Stevens has been making Swedish potato sausage in this meat market since 1965, the year that the current Village Fresh opened as Richland Market where he was the meat manager. While many Swedish families have their own unique variations to the recipe, for the past 49 years Stevens has used one passed down by an old Turlock butcher with six basic ingredients: potatoes, onions, beef, pork, salt, and pepper.
“It’s simple,” he said, noting that the customers often season it further when they cook it themselves.
In the meat case at Village Fresh Market there is a bowl in the back, behind the rib eye and rack of lamb, filled with this potato sausage. While the sausage seemingly blends in with the other meat offerings, individuals travel from Fresno to the Bay Area to purchase it, just one of many traditions in the Swedish culture for families near and far.
“When the early Swedes came over it was very important to stretch their meat,” explained Stevens.

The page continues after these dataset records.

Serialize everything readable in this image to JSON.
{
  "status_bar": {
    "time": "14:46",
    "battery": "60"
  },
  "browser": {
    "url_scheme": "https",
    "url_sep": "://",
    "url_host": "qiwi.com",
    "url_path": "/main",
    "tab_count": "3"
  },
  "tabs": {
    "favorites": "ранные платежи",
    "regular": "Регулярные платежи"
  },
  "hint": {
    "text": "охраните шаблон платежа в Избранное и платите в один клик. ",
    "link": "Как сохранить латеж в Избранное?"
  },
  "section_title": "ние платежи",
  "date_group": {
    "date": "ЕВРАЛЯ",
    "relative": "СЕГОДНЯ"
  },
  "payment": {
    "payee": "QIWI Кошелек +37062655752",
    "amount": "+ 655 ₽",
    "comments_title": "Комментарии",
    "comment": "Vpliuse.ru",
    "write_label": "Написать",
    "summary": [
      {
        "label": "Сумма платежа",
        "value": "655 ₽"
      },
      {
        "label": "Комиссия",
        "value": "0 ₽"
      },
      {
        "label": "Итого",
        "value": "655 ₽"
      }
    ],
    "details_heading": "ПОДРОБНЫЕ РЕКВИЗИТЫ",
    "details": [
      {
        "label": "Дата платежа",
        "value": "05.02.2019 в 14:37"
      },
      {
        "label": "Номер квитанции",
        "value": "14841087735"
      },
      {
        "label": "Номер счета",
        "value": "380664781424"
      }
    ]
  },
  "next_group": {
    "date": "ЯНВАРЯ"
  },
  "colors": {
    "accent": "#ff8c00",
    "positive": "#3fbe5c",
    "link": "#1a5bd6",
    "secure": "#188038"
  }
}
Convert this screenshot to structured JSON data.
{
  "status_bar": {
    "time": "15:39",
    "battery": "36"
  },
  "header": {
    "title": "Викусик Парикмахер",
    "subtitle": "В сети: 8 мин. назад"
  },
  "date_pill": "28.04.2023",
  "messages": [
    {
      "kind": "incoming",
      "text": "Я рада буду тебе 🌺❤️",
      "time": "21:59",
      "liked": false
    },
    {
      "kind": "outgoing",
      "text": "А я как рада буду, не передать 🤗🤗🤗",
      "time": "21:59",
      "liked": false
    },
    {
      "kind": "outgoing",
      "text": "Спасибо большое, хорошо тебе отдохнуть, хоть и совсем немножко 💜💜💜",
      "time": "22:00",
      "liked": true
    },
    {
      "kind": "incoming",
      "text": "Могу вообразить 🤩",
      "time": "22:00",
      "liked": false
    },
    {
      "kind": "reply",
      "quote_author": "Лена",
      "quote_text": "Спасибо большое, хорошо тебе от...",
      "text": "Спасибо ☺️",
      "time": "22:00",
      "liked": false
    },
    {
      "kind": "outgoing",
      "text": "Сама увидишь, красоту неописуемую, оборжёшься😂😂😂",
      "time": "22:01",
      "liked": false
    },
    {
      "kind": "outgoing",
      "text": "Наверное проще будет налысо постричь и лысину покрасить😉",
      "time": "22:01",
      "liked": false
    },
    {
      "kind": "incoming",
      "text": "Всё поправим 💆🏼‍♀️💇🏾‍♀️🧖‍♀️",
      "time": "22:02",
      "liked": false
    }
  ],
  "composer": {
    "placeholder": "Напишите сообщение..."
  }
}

While the sausage is a versatile meat for various dishes, making it is also labor intensive. Not only does Stevens peel and cut the potatoes and onions, he also grinds the meat before mixing it together and using a hydraulic stuffer to get the mixture into a natural hog casing.
“Back in the old days, they used to use a cow horn to get the casing on,” explained Stevens, showing just how old the tradition is.
While Stevens has continued to make the sausage for decades, he does have a helping hand from the current meat cutter at Village Fresh, Corey Laird. Working shoulder to shoulder with Laird, so far this year the duo has made three batches of Swedish potato sausage and will make three more by Christmas. While Stevens has trained half a dozen individuals over the years on how to properly make the sausage, people often find the process to be too much work.
“And it is,” said Stevens. “Not just making the sausage, but the cleanup is a chore too.”
So why does he do it?
“This is a lost art,” he says over his shoulder as he links the sausage. “Plus, it’s a hobby to me.”